__THE TASK__: From the entries below, list each line with "time".

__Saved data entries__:
------------------------------------------------
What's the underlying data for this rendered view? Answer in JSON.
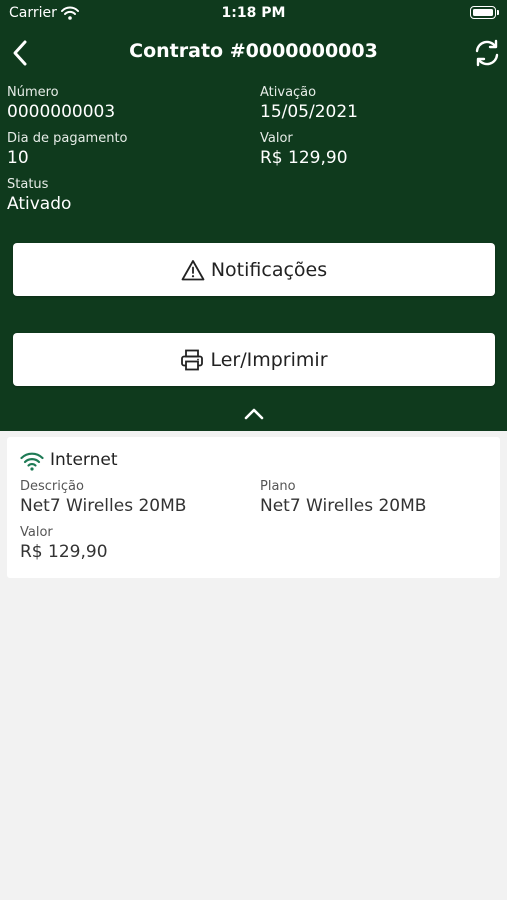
{
  "status_bar": {
    "carrier": "Carrier",
    "time": "1:18 PM"
  },
  "navbar": {
    "title": "Contrato #0000000003",
    "back_icon": "chevron-left-icon",
    "refresh_icon": "refresh-icon"
  },
  "contract": {
    "numero_label": "Número",
    "numero_value": "0000000003",
    "ativacao_label": "Ativação",
    "ativacao_value": "15/05/2021",
    "dia_label": "Dia de pagamento",
    "dia_value": "10",
    "valor_label": "Valor",
    "valor_value": "R$ 129,90",
    "status_label": "Status",
    "status_value": "Ativado"
  },
  "actions": {
    "notificacoes_label": "Notificações",
    "notificacoes_icon": "warning-icon",
    "imprimir_label": "Ler/Imprimir",
    "imprimir_icon": "printer-icon",
    "collapse_icon": "chevron-up-icon"
  },
  "service": {
    "icon": "wifi-icon",
    "title": "Internet",
    "descricao_label": "Descrição",
    "descricao_value": "Net7 Wirelles 20MB",
    "plano_label": "Plano",
    "plano_value": "Net7 Wirelles 20MB",
    "valor_label": "Valor",
    "valor_value": "R$ 129,90"
  },
  "colors": {
    "header_bg": "#0f3a1d",
    "page_bg": "#f2f2f2",
    "accent": "#1e7a55"
  }
}
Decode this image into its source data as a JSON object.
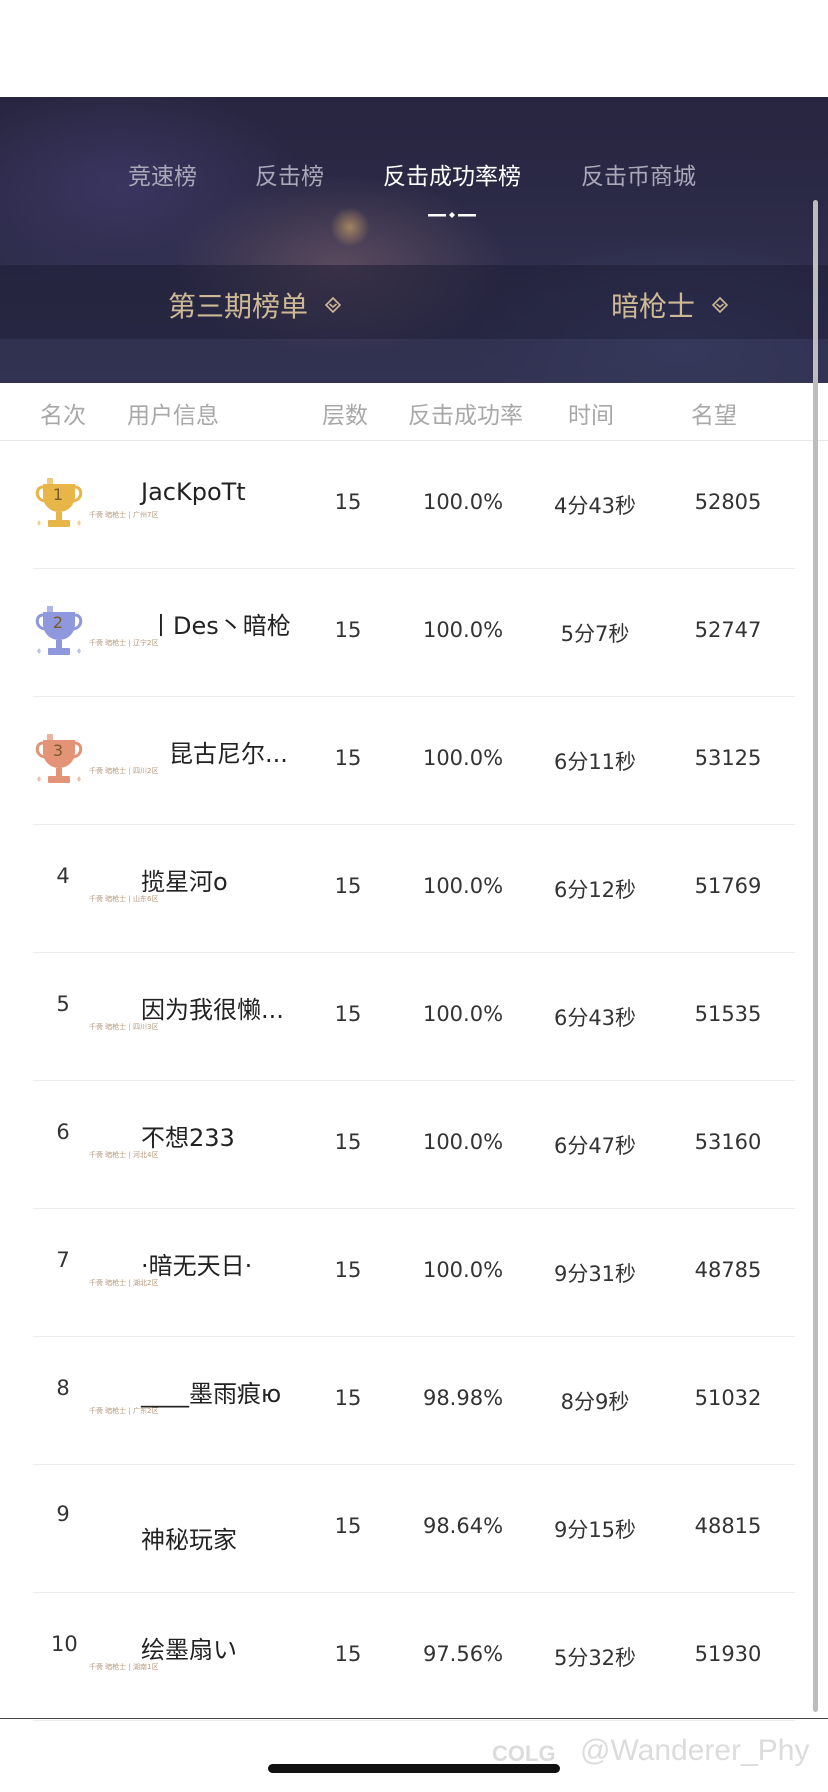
{
  "tabs": [
    "竞速榜",
    "反击榜",
    "反击成功率榜",
    "反击币商城"
  ],
  "active_tab_index": 2,
  "filters": {
    "period": "第三期榜单",
    "class": "暗枪士"
  },
  "columns": [
    "名次",
    "用户信息",
    "层数",
    "反击成功率",
    "时间",
    "名望"
  ],
  "rows": [
    {
      "rank": "1",
      "trophy": "gold",
      "name": "JacKpoTt",
      "sub": "千斋 暗枪士 | 广州7区",
      "floors": "15",
      "rate": "100.0%",
      "time": "4分43秒",
      "fame": "52805"
    },
    {
      "rank": "2",
      "trophy": "silver",
      "name": "丨Des丶暗枪",
      "sub": "千斋 暗枪士 | 辽宁2区",
      "floors": "15",
      "rate": "100.0%",
      "time": "5分7秒",
      "fame": "52747"
    },
    {
      "rank": "3",
      "trophy": "bronze",
      "name": "昆古尼尔...",
      "sub": "千斋 暗枪士 | 四川2区",
      "floors": "15",
      "rate": "100.0%",
      "time": "6分11秒",
      "fame": "53125"
    },
    {
      "rank": "4",
      "trophy": "",
      "name": "揽星河o",
      "sub": "千斋 暗枪士 | 山东6区",
      "floors": "15",
      "rate": "100.0%",
      "time": "6分12秒",
      "fame": "51769"
    },
    {
      "rank": "5",
      "trophy": "",
      "name": "因为我很懒...",
      "sub": "千斋 暗枪士 | 四川3区",
      "floors": "15",
      "rate": "100.0%",
      "time": "6分43秒",
      "fame": "51535"
    },
    {
      "rank": "6",
      "trophy": "",
      "name": "不想233",
      "sub": "千斋 暗枪士 | 河北4区",
      "floors": "15",
      "rate": "100.0%",
      "time": "6分47秒",
      "fame": "53160"
    },
    {
      "rank": "7",
      "trophy": "",
      "name": "·暗无天日·",
      "sub": "千斋 暗枪士 | 湖北2区",
      "floors": "15",
      "rate": "100.0%",
      "time": "9分31秒",
      "fame": "48785"
    },
    {
      "rank": "8",
      "trophy": "",
      "name": "____墨雨痕ю",
      "sub": "千斋 暗枪士 | 广东2区",
      "floors": "15",
      "rate": "98.98%",
      "time": "8分9秒",
      "fame": "51032"
    },
    {
      "rank": "9",
      "trophy": "",
      "name": "神秘玩家",
      "sub": "",
      "floors": "15",
      "rate": "98.64%",
      "time": "9分15秒",
      "fame": "48815"
    },
    {
      "rank": "10",
      "trophy": "",
      "name": "绘墨扇い",
      "sub": "千斋 暗枪士 | 湖南1区",
      "floors": "15",
      "rate": "97.56%",
      "time": "5分32秒",
      "fame": "51930"
    }
  ],
  "trophy_colors": {
    "gold": "#e8b548",
    "silver": "#8f97dd",
    "bronze": "#e39477"
  },
  "watermark": "@Wanderer_Phy",
  "watermark_logo": "COLG"
}
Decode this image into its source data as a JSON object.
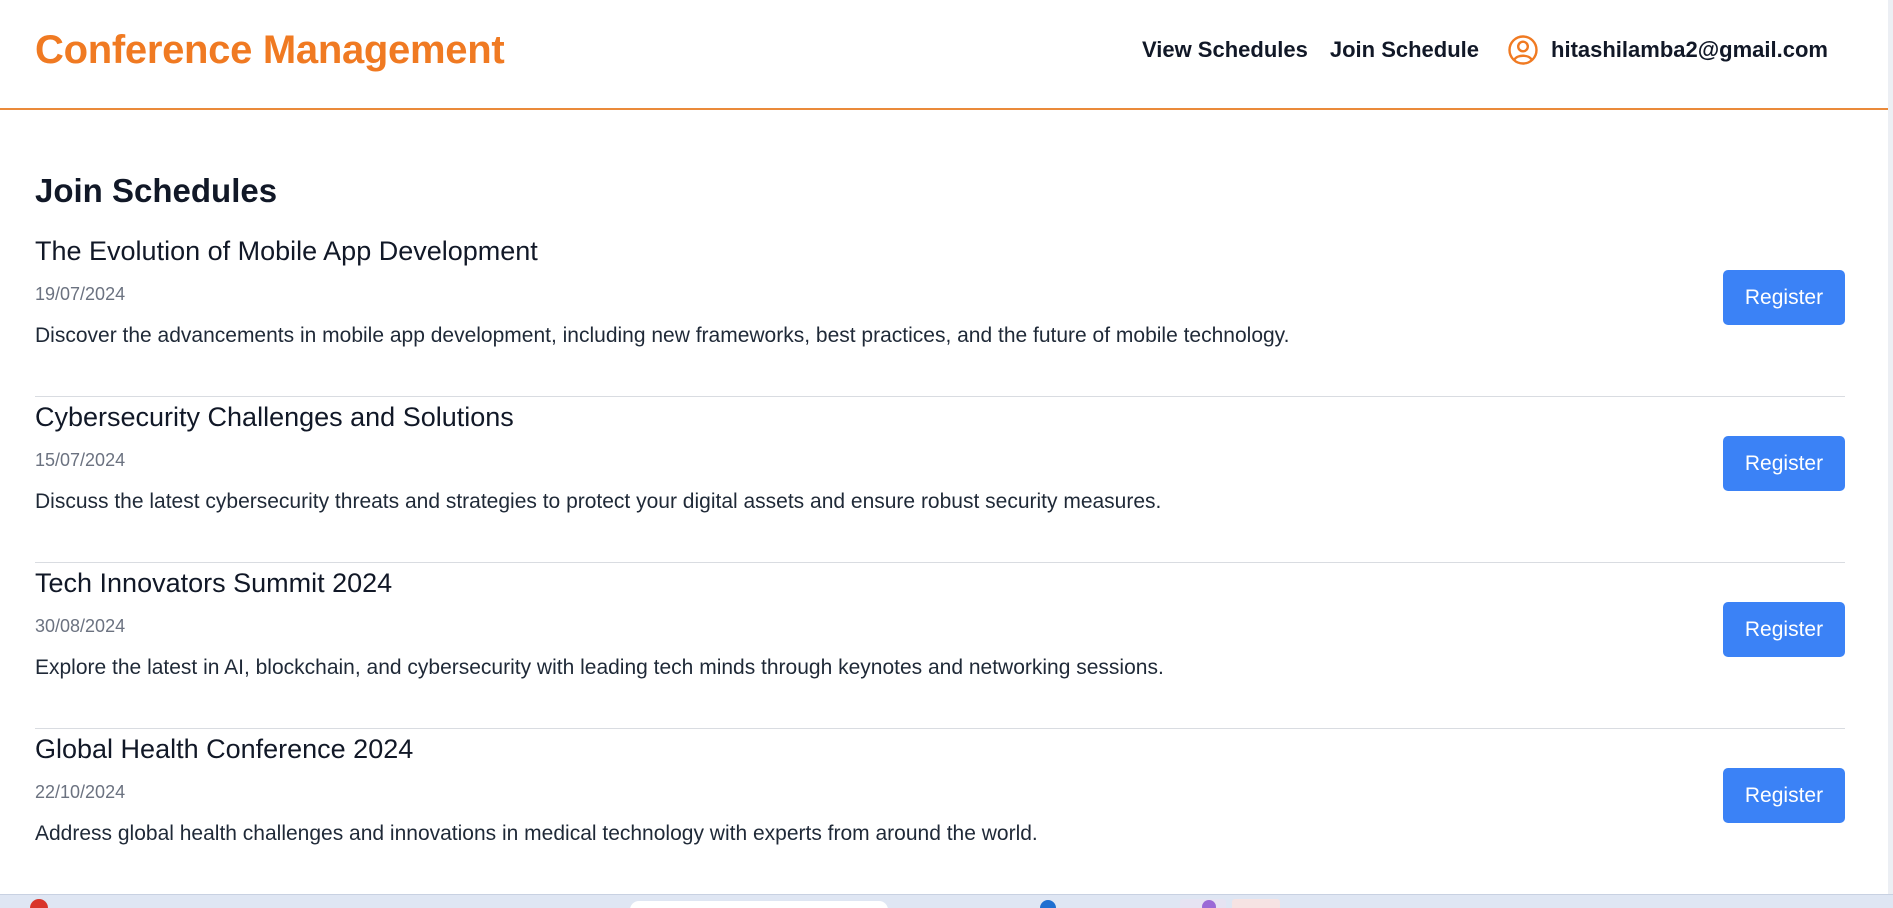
{
  "header": {
    "brand": "Conference Management",
    "nav": [
      {
        "label": "View Schedules"
      },
      {
        "label": "Join Schedule"
      }
    ],
    "user_email": "hitashilamba2@gmail.com",
    "brand_color": "#f07a22",
    "user_icon": "user-circle-icon"
  },
  "main": {
    "title": "Join Schedules",
    "register_label": "Register",
    "button_color": "#3b82f6",
    "items": [
      {
        "title": "The Evolution of Mobile App Development",
        "date": "19/07/2024",
        "description": "Discover the advancements in mobile app development, including new frameworks, best practices, and the future of mobile technology.",
        "button": "Register"
      },
      {
        "title": "Cybersecurity Challenges and Solutions",
        "date": "15/07/2024",
        "description": "Discuss the latest cybersecurity threats and strategies to protect your digital assets and ensure robust security measures.",
        "button": "Register"
      },
      {
        "title": "Tech Innovators Summit 2024",
        "date": "30/08/2024",
        "description": "Explore the latest in AI, blockchain, and cybersecurity with leading tech minds through keynotes and networking sessions.",
        "button": "Register"
      },
      {
        "title": "Global Health Conference 2024",
        "date": "22/10/2024",
        "description": "Address global health challenges and innovations in medical technology with experts from around the world.",
        "button": "Register"
      }
    ]
  }
}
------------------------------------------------
__ANSWER TO THE EXERCISE__:
    "time": "1:18 PM"
      "time": "4分43秒",
      "time": "5分7秒",
      "time": "6分11秒",
      "time": "6分12秒",
      "time": "6分43秒",
      "time": "6分47秒",
      "time": "9分31秒",
      "time": "8分9秒",
      "time": "9分15秒",
      "time": "5分32秒",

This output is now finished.